Paul Gates of Preterist Blog has written a tremendous article. He alerted me to a verse that I never caught before. I have not noticed this until today. Let me state a little background. While a Full Preterist, I denied that Jesus retained his incarnate body. That is, the man, Christ Jesus, who ascended into heaven, somehow “shed” his incarnate body and was absorbed again into the Godhead. The reasoning was obvious since I held to a “corporate body view” of resurrection. If Jesus retained (and still retains) the body of his incarnation, now glorified in heaven where it remains, the problems for my Full Preterism this would cause were unthinkable.
Since I have left Full Preterism, I have engaged in a study of the Incarnation and its relationship to the “human nature” of Christ. “Human nature” is defined as that union that comes from body and soul. This is the way it was applied in the trinitarian formulations over against the Gnostics and the Doceticists. Jesus’ “body of glory” (Phil 3.21) is his current glorified body of his incarnation. This is the definition of “glorification.”

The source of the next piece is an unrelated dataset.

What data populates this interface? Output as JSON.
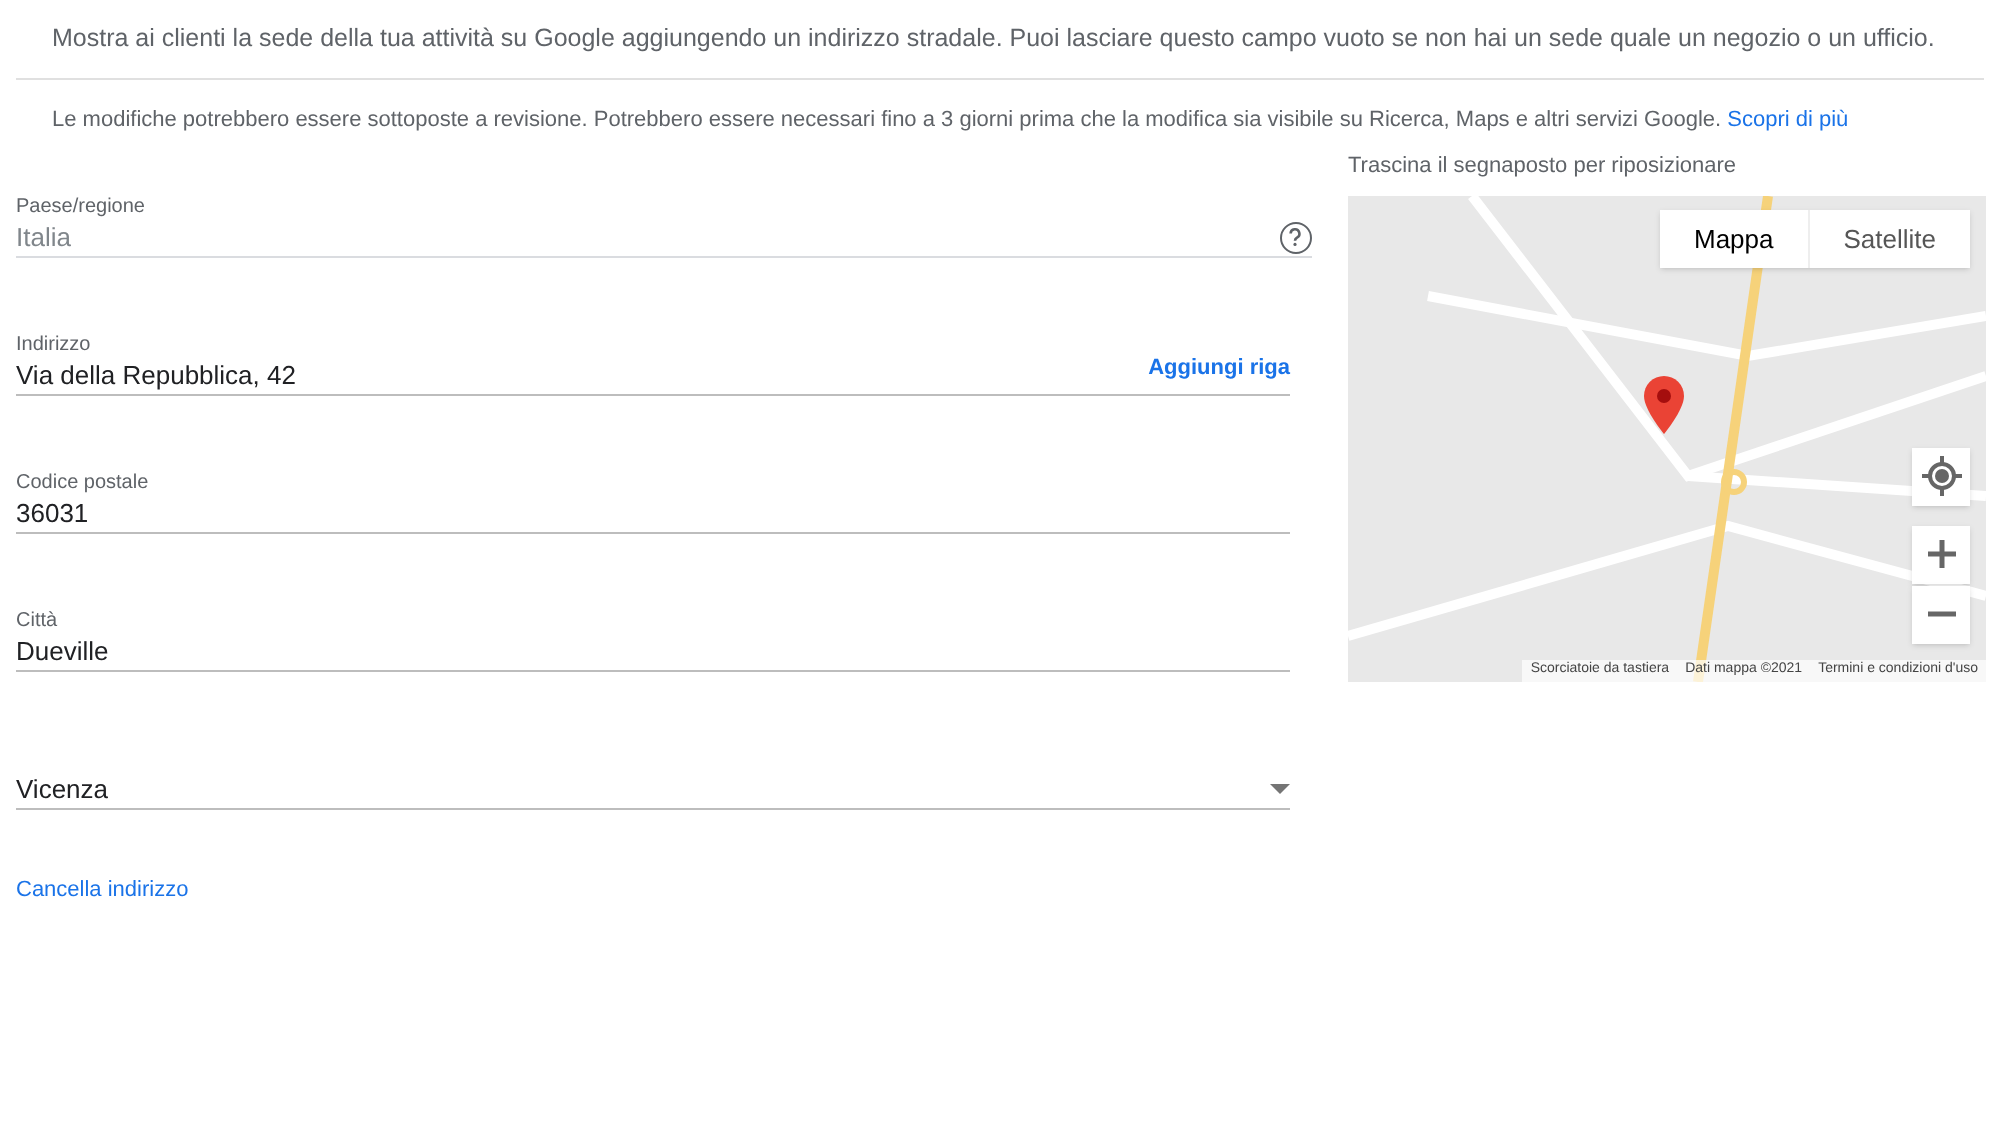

Paul Gates has found I John 4.2,3 which reads, “Hereby know ye the Spirit of God: Every spirit that confesseth that Jesus Christ is come in the flesh is of God: 3 And every spirit that confesseth not that Jesus Christ is come in the flesh is not of God.” Now it may be argued that the Full Preterist does not deny that Jesus came in the flesh, and this would be correct. However, the Greek reads, “ἐν τούτῳ γινώσκετε τὸ πνεῦμα τοῦ Θεοῦ· πᾶν πνεῦμα ὃ ὁμολογεῖ Ἰησοῦν Χριστὸν ἐν σαρκὶ ἐληλυθότα, ἐκ τοῦ Θεοῦ ἐστι· 3 καὶ πᾶν πνεῦμα ὃ μὴ ὁμολογεῖ τὸν Ἰησοῦν Χριστὸν ἐν σαρκὶ ἐληλυθότα, ἐκ τοῦ Θεοῦ οὐκ ἔστι·” The word of emphasis here occurs twice: ἐληλυθότα which is a perfect active participle. The perfect means, “present state produced by past action” (Wallace, 574). Ross (NICNT, First John) notes, “Further, John does not say that the confession is to be of a Christ who came, but of a Christ who is come, who came and who abides in the flesh – the perfect tense is being used” (ital. his). In commentary after commentary they acknowledge the perfect tense here and the abiding reality of the flesh of Christ, now glorified. To deny, then, that Christ is no longer in the same body of the incarnation, glorified, and in heaven is “not of God.” There can be no clearer statement.
To further read Gates’ blog, go here: http://www.preteristblog.com/?p=5497 He provides more commentary and quotes. The “glorious body of Christ” means only one thing: the glorification of the incarnate body. Full Preterists must pay careful heed here to Scripture, for Scripture has spoken. To deny it brings one in peril, for such a confession is “not of God.”